The fact that the Commission’s strategy of replacing the CVM with the Framework would be legal does not say anything, however, as to whether it would be successful. In our opinion, activating the Framework would just be as ineffective as the CVM and would merely result in more time being wasted as we are dealing here with a ruling party which is deliberately engaged in a strategy of rule of law backsliding in open violation of the principle of sincere cooperation. 

If the situation in Hungary and Poland has taught us anything is that there is no point dialoguing with would-be autocrats all too happy to establish autocratic regimes while pocketing EU funds. This is why the Commission should not bother with activating the pre-Article 7 procedure and rather prioritise the prompt initiation of an infringement action based on Article 325 TFEU. 

3. Solution: An infringement action based on Article 325 TFEU

Article 325 TFEU is to be found in chapter 3 of the TFEU which concerns the EU’s annual budget. Article 325 TFEU itself is about combating fraud. Under this provision, national authorities of EU Member States have committed themselves to do the following:

– To counter fraud and any other illegal activities affecting the financial interests of the EU through national measures which shall act as a deterrent and be such as to afford effective protection in the Member States; 

– To take the same measures to counter fraud affecting the financial interests of the EU as they take to counter fraud affecting their own financial interests;

– To coordinate their action aimed at protecting the financial interest of the EU against fraud and to this end, organise close and regular cooperation between the competent authorities. 

It is our submission that Romanian authorities have deliberately and repeatedly violated this Treaty provision and the obligations therein via a number of “positive measures” (i.e., measures essentially legalising corruption via the reduction of prescription periods or of sanctions for certain offense such as abuse of office, new rules limiting the possibility to provide evidence of bribery crimes, etc.) and “negative measures” (i.e., measures undermining judicial independence)
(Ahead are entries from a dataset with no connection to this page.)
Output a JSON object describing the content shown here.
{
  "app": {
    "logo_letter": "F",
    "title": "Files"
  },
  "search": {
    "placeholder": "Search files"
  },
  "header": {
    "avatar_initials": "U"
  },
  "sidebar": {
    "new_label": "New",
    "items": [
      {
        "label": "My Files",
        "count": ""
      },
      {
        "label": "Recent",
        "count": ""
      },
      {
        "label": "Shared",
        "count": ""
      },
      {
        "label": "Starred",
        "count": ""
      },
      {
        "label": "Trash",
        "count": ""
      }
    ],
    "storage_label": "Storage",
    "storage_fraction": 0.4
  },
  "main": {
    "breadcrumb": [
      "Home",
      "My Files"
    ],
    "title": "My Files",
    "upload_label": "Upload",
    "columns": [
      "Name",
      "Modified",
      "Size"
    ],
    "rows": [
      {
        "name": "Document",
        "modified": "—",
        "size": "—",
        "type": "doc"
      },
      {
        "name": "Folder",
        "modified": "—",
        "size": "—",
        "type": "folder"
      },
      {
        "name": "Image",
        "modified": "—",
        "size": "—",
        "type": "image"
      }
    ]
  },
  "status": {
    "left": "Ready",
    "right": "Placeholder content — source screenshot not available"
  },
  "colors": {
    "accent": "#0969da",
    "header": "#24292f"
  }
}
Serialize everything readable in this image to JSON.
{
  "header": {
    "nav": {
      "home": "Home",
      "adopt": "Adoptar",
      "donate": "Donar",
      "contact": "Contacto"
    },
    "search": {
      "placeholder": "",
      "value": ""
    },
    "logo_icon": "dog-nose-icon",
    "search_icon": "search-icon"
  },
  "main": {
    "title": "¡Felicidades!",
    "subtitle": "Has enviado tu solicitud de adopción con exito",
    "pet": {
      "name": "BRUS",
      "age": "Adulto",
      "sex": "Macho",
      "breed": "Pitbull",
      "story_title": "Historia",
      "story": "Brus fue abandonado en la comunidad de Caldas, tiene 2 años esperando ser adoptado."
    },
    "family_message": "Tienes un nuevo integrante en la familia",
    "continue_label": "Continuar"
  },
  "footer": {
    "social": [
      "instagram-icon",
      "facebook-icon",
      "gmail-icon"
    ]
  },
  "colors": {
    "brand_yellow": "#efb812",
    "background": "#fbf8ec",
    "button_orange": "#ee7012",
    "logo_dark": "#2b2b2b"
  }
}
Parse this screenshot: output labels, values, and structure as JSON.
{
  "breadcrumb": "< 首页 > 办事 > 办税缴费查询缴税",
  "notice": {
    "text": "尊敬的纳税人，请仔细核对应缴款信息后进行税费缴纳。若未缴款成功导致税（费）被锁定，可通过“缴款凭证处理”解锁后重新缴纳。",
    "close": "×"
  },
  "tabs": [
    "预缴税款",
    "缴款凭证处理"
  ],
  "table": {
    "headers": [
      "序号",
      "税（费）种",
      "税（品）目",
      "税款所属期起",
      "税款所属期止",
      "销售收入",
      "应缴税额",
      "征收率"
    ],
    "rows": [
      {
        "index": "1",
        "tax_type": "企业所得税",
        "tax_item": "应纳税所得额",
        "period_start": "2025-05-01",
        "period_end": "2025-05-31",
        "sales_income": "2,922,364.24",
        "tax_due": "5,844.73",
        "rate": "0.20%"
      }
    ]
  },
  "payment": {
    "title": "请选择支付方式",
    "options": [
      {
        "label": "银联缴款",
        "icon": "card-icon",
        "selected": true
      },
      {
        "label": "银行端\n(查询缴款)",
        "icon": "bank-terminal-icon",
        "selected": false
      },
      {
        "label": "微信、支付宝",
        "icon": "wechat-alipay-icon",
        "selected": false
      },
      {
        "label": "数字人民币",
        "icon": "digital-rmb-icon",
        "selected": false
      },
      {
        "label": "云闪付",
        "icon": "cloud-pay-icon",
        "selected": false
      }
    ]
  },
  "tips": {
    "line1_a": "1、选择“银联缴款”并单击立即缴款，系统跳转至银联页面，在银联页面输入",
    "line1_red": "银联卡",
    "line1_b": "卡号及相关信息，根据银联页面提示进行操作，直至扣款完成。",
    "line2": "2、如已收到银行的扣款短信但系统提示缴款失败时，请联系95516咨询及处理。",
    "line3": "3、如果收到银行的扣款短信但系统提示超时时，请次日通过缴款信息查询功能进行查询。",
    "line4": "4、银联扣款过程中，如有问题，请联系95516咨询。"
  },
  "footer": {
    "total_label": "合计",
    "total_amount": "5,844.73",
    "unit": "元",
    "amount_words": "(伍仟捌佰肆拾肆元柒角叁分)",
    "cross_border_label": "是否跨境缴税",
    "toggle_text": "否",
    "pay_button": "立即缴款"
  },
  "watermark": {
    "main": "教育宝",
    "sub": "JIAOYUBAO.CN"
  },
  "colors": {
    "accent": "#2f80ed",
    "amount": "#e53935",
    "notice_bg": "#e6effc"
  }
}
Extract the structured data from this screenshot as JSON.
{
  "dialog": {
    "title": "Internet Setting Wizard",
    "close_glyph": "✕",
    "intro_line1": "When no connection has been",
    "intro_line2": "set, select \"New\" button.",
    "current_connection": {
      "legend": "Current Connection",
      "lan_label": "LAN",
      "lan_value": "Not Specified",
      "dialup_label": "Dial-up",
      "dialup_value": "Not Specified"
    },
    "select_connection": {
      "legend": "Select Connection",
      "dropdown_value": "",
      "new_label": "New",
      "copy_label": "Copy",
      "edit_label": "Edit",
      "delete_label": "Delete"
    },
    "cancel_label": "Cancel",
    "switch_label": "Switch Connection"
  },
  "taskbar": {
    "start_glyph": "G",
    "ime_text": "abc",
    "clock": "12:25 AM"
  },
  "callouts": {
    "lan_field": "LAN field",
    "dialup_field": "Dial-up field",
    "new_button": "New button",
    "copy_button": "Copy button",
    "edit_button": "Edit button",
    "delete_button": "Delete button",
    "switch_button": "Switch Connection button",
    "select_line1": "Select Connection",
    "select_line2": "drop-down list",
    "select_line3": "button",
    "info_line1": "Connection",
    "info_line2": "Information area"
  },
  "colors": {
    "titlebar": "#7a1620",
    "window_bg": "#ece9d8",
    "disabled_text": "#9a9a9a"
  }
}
An infringement action directly based on Article 325 TFEU – coupled with Article 19(1) TFEU regarding aspects relating to judicial independence as well as an application for interim measures to provisionally prevent the application of relevant national provisions – is not only possible in our view but urgently warranted considering the pattern highlighted in section 1 of this post. In other words, and as shown in section 1 of this post, the cumulative effect of Romania’s ruling party’s systematic and ongoing attempt to legalise fraud to save its members from prosecution and sanctions has now reached a level where it structurally threatens not only the rule of law but also the financial interests of the EU.

In this respect, we would also submit that the fight against corruption ought to be understood as one of the core component of the rule of law (see e.g. the 2003 UN Convention against Corruption but also the 2006 Commission Decision establishing a CVM for Romania, recital 3: the rule of law “implies for all Member States the existence of an impartial, independent and effective judicial and administrative system properly equipped, inter alia, to fight corruption”) and that the time has come for the Commission to remind Romanian authorities but also every other EU Member State that Article 325 TFEU subjects national authorities to a positive obligation not to undermine their anti-corruption capacity. 

Recent developments – Mr Dragnea’s sentence, the heavy loss suffered by Mr Dragnea’s party in the European Parliamentary elections and the result of the non-binding referendum on the “reforms” of the judiciary – should preclude further deterioration of the situation in Romania in the short term. This should be no reason however for the Commission to delay action. The Commission should rather stand on the side of those fighting against corruption and impunity. In a situation where national authorities have deliberately and repeatedly ignored the EU’s concerns, no futile attempt at dialoguing should be made. Instead the Commission ought to promptly enforce EU law and demand an immediate change of course via an infringement based on Article 325 TFEU.